### What is being asked
Work through the material below and count the lines holding the word "label"; give that count and nothing more.
******
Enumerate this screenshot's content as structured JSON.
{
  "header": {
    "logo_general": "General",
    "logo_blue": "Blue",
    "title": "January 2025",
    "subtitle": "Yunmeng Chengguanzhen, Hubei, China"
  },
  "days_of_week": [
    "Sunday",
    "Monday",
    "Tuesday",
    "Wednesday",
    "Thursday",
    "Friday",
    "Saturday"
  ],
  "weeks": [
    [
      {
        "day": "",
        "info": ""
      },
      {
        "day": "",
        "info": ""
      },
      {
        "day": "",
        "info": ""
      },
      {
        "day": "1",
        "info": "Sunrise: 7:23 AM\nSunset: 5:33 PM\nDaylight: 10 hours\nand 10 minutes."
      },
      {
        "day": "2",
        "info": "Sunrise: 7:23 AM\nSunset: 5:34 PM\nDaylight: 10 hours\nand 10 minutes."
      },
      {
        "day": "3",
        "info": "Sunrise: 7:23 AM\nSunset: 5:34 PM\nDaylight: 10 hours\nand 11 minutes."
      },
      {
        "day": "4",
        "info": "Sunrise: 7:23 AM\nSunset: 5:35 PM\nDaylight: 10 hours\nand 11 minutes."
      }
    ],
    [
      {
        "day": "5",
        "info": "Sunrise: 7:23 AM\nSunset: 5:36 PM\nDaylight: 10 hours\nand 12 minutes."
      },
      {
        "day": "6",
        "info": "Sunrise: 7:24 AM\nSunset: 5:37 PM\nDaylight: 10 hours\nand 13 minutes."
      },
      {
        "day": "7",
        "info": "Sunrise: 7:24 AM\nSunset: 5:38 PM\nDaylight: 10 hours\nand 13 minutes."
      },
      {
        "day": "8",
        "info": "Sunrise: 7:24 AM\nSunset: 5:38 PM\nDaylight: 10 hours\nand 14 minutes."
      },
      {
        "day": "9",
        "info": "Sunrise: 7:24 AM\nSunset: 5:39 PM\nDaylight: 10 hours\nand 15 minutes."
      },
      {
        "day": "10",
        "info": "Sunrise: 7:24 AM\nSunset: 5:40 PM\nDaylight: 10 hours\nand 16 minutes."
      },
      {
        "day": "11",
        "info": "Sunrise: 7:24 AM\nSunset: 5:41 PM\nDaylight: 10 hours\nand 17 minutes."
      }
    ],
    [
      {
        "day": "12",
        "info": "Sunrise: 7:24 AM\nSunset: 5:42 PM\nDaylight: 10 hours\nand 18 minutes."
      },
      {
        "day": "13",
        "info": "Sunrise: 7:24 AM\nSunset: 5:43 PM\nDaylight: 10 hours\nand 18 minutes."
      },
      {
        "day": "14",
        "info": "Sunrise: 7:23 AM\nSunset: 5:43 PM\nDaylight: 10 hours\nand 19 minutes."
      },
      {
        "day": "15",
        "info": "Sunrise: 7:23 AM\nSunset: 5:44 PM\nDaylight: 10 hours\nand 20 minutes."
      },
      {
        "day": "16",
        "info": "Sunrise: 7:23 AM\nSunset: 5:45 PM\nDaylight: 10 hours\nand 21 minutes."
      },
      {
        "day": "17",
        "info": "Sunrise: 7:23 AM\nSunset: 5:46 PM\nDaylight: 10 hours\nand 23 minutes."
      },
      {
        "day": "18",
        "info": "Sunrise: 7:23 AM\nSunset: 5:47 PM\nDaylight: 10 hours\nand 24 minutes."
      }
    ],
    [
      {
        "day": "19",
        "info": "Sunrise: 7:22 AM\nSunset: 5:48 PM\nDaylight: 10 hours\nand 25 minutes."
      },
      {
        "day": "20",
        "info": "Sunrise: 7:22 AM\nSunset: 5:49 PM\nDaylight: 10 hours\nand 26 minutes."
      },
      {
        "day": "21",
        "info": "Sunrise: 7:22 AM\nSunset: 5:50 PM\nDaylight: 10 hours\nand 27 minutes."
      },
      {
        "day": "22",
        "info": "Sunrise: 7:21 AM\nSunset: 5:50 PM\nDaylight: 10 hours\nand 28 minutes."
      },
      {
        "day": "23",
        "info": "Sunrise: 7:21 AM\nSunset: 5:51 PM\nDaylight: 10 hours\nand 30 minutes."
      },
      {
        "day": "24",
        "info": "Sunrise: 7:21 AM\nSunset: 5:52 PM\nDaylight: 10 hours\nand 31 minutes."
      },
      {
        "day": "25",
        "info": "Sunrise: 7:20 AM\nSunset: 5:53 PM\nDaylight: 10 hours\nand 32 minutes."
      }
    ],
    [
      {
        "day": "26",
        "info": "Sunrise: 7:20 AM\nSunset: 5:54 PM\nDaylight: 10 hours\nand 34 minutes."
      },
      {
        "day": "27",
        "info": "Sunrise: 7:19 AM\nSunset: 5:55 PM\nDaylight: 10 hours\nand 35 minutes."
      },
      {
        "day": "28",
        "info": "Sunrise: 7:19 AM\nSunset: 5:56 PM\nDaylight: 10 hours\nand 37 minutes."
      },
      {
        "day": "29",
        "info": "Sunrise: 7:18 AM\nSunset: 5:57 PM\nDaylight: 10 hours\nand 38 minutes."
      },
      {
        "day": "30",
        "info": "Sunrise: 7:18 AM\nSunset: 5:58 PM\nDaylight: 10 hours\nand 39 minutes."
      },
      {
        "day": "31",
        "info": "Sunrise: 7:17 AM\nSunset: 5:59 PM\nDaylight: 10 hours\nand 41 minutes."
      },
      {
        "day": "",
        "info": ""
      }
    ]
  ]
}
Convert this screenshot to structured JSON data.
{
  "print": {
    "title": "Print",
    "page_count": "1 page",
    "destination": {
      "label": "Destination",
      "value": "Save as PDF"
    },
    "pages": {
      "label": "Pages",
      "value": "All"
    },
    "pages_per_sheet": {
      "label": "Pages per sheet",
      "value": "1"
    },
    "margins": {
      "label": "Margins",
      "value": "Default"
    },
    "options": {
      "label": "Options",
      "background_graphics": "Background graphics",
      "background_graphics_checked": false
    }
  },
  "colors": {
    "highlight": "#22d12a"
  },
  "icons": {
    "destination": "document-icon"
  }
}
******
### Solution to this problem
5